→ Work instructions: If a record below holds a picture, drop the picture and copy everything else exactly.

→ The records:
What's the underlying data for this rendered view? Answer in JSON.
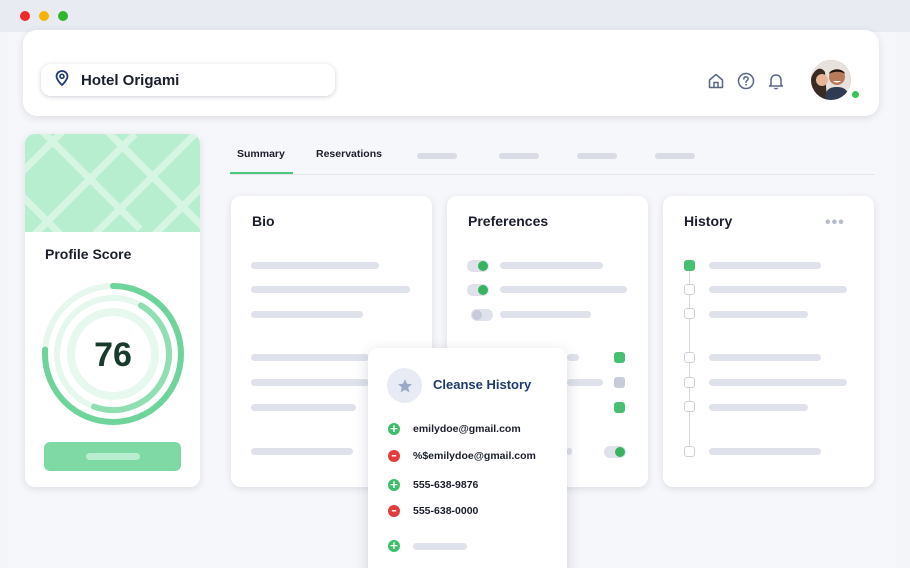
{
  "window": {
    "traffic_lights": [
      "close",
      "minimize",
      "maximize"
    ]
  },
  "header": {
    "hotel_name": "Hotel Origami",
    "icons": [
      "location-pin-icon",
      "home-icon",
      "help-icon",
      "bell-icon"
    ],
    "avatar_status": "online"
  },
  "profile": {
    "title": "Profile Score",
    "score": "76",
    "score_fraction": 0.76
  },
  "tabs": {
    "items": [
      "Summary",
      "Reservations"
    ],
    "active": "Summary"
  },
  "bio": {
    "title": "Bio"
  },
  "preferences": {
    "title": "Preferences"
  },
  "history": {
    "title": "History",
    "more_label": "•••"
  },
  "cleanse_popup": {
    "title": "Cleanse History",
    "entries": [
      {
        "action": "add",
        "text": "emilydoe@gmail.com"
      },
      {
        "action": "remove",
        "text": "%$emilydoe@gmail.com"
      },
      {
        "action": "add",
        "text": "555-638-9876"
      },
      {
        "action": "remove",
        "text": "555-638-0000"
      }
    ]
  },
  "colors": {
    "accent_green": "#47c073",
    "remove_red": "#e23c3c",
    "popup_title_blue": "#1f3a6e",
    "score_ring": "#6fd39c"
  }
}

→ Answer below:
What's the underlying data for this rendered view? Answer in JSON.
{
  "window": {
    "traffic_lights": [
      "close",
      "minimize",
      "maximize"
    ]
  },
  "header": {
    "hotel_name": "Hotel Origami",
    "icons": [
      "location-pin-icon",
      "home-icon",
      "help-icon",
      "bell-icon"
    ],
    "avatar_status": "online"
  },
  "profile": {
    "title": "Profile Score",
    "score": "76",
    "score_fraction": 0.76
  },
  "tabs": {
    "items": [
      "Summary",
      "Reservations"
    ],
    "active": "Summary"
  },
  "bio": {
    "title": "Bio"
  },
  "preferences": {
    "title": "Preferences"
  },
  "history": {
    "title": "History",
    "more_label": "•••"
  },
  "cleanse_popup": {
    "title": "Cleanse History",
    "entries": [
      {
        "action": "add",
        "text": "emilydoe@gmail.com"
      },
      {
        "action": "remove",
        "text": "%$emilydoe@gmail.com"
      },
      {
        "action": "add",
        "text": "555-638-9876"
      },
      {
        "action": "remove",
        "text": "555-638-0000"
      }
    ]
  },
  "colors": {
    "accent_green": "#47c073",
    "remove_red": "#e23c3c",
    "popup_title_blue": "#1f3a6e",
    "score_ring": "#6fd39c"
  }
}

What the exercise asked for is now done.